(Data to examine Opens)

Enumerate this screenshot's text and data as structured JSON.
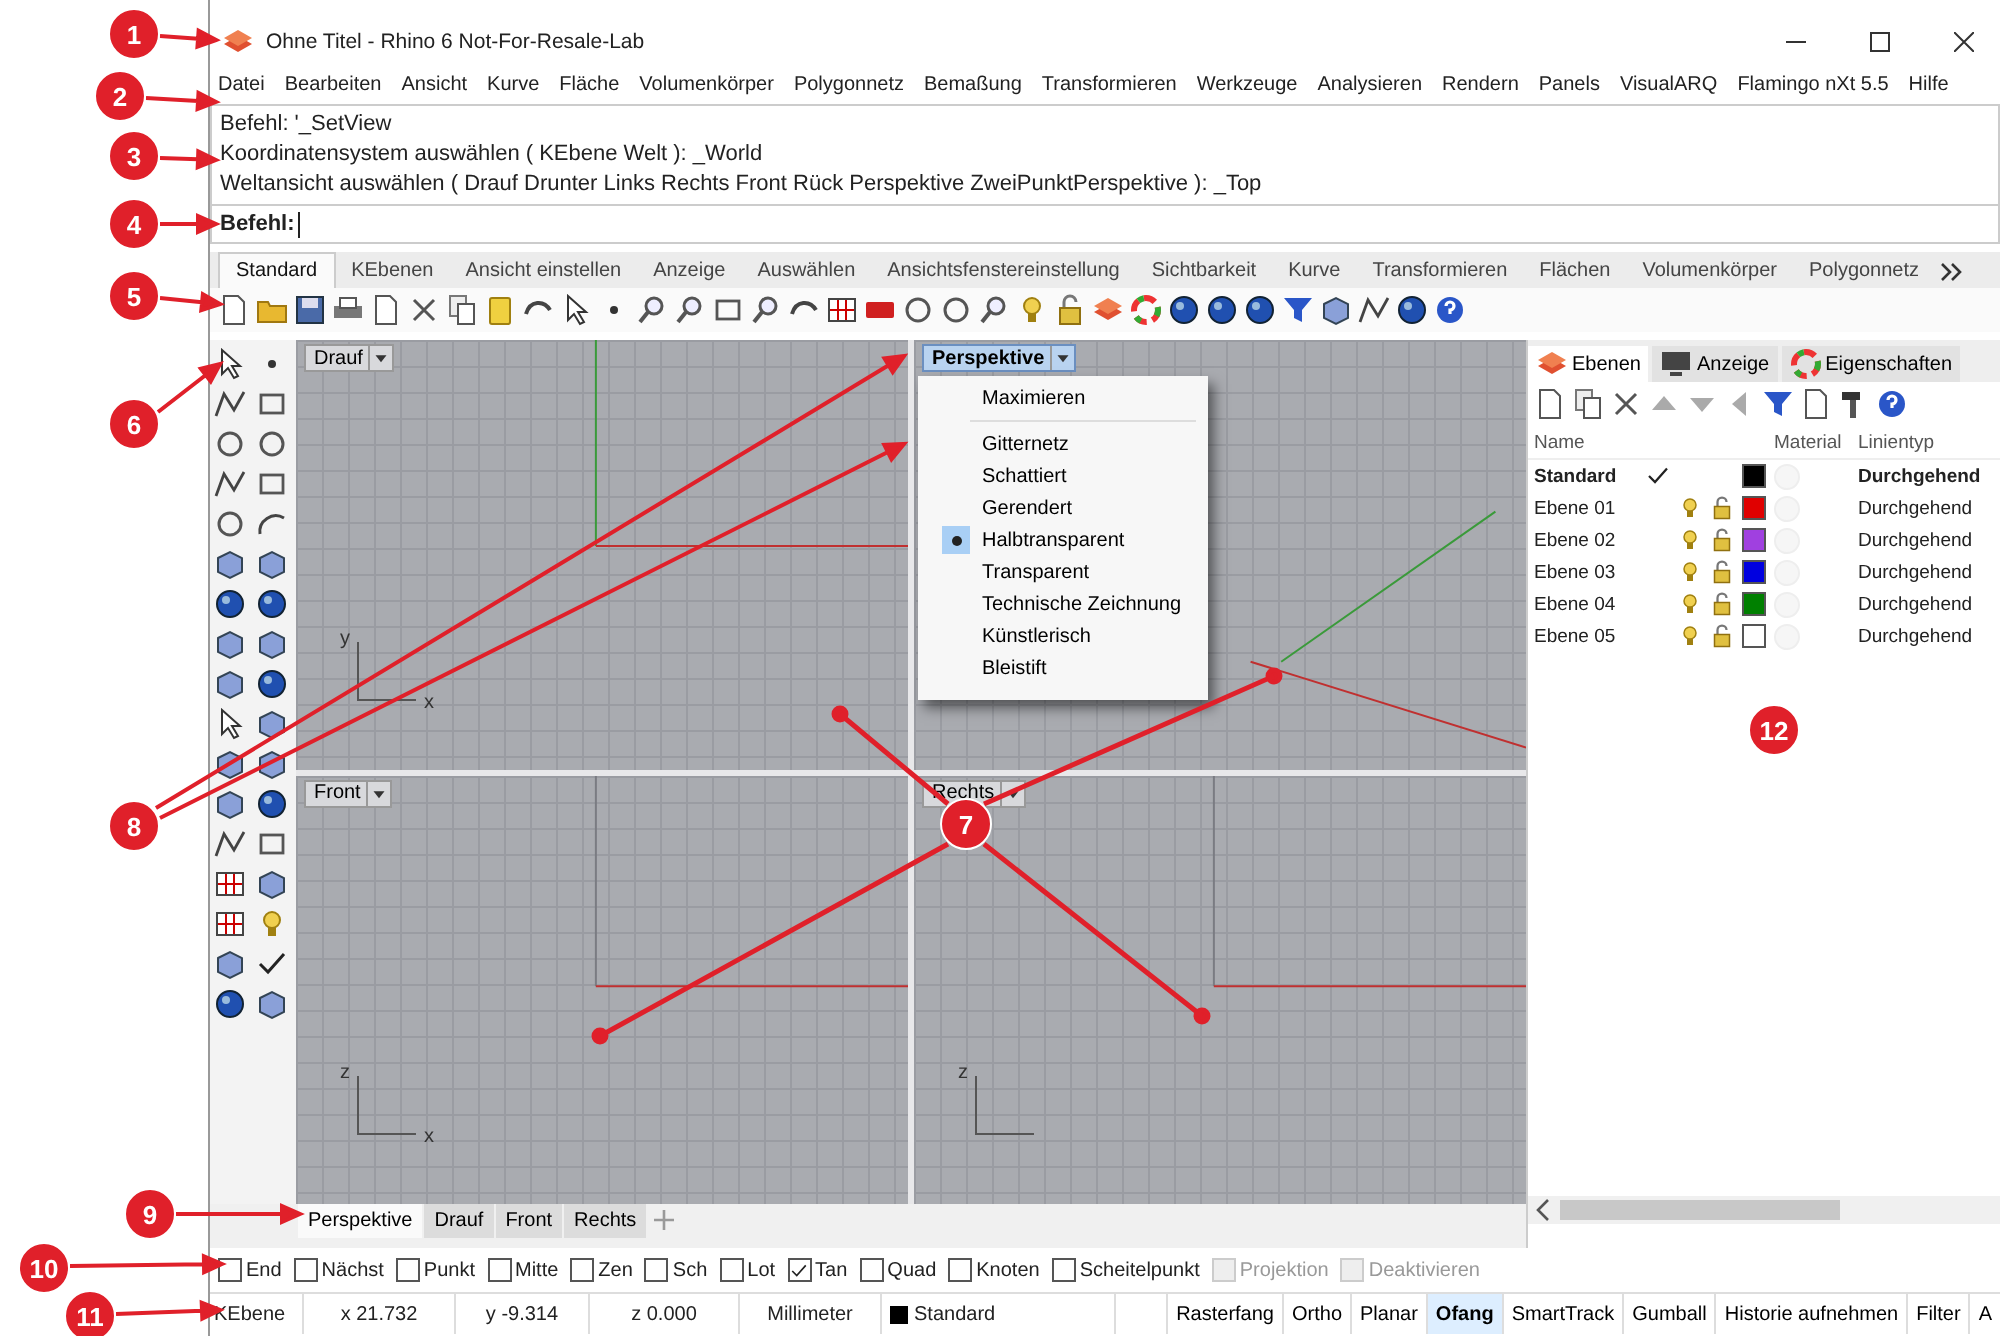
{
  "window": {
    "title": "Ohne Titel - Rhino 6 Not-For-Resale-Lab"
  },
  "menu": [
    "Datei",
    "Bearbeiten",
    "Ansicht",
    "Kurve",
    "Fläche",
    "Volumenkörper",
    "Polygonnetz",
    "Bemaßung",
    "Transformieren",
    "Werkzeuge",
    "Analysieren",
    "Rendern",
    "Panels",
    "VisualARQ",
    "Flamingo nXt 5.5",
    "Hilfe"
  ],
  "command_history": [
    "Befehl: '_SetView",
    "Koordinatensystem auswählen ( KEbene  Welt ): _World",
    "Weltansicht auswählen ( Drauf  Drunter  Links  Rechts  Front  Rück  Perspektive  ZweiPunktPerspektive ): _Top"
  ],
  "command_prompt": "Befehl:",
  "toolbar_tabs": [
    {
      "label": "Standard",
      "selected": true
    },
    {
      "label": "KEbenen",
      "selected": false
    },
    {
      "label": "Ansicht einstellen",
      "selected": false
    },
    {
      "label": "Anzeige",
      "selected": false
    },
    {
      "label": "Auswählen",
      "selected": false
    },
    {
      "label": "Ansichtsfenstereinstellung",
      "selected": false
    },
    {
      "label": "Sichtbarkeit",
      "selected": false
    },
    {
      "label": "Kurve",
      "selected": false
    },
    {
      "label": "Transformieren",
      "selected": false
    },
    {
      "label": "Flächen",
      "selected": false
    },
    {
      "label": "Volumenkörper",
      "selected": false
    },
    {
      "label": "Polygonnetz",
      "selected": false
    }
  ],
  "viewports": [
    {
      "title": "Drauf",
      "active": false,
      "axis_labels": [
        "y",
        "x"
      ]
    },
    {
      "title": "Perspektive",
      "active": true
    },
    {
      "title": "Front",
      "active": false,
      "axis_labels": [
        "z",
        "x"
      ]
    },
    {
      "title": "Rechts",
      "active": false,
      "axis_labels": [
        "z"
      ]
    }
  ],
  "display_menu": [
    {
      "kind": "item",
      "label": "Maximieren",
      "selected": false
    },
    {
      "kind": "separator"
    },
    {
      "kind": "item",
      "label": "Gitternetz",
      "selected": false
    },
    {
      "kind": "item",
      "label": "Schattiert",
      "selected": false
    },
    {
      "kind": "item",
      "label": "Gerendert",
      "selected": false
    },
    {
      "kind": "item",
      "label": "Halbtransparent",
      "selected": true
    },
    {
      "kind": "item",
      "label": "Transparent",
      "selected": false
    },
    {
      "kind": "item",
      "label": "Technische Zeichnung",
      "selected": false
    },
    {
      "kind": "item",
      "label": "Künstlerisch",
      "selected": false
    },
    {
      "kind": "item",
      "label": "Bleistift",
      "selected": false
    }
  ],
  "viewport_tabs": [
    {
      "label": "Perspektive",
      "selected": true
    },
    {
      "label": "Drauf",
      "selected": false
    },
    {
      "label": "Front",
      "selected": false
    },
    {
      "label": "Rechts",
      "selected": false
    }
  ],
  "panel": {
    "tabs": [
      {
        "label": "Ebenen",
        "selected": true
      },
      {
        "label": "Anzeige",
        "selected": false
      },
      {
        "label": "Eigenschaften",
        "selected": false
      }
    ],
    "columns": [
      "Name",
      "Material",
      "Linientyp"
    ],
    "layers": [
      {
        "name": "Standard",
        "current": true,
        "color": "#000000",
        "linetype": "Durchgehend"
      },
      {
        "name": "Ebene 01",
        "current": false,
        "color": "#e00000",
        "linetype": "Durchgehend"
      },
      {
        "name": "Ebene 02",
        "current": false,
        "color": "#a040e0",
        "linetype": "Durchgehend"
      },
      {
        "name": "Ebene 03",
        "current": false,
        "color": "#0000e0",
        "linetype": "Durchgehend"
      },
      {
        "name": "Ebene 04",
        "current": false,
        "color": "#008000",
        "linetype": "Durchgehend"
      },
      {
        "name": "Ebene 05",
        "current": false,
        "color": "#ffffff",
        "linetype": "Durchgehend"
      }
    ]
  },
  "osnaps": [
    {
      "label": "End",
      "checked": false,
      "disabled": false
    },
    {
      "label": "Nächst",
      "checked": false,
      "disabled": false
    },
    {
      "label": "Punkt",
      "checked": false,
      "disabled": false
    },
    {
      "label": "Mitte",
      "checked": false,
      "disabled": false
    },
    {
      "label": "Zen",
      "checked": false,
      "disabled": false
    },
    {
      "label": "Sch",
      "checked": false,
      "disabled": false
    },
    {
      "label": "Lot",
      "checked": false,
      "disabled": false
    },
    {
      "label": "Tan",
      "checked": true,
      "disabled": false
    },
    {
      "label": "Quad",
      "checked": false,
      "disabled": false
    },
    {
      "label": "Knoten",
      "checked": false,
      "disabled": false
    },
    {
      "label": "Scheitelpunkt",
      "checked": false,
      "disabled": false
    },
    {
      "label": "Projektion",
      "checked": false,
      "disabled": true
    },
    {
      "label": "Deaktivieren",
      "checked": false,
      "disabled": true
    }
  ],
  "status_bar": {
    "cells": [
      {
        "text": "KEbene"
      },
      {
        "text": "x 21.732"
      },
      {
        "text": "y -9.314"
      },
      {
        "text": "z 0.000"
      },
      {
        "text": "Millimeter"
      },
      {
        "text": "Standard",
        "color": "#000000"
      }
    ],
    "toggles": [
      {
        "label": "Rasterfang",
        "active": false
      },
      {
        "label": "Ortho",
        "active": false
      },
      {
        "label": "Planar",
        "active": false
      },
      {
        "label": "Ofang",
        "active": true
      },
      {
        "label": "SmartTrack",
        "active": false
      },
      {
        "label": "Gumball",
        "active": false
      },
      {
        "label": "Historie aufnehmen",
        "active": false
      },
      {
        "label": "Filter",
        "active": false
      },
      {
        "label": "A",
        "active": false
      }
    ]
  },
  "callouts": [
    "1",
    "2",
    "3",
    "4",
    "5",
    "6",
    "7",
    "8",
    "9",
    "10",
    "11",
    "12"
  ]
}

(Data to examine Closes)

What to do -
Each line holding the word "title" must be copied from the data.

Completed task -
    "title": "Ohne Titel - Rhino 6 Not-For-Resale-Lab"
      "title": "Drauf",
      "title": "Perspektive",
      "title": "Front",
      "title": "Rechts",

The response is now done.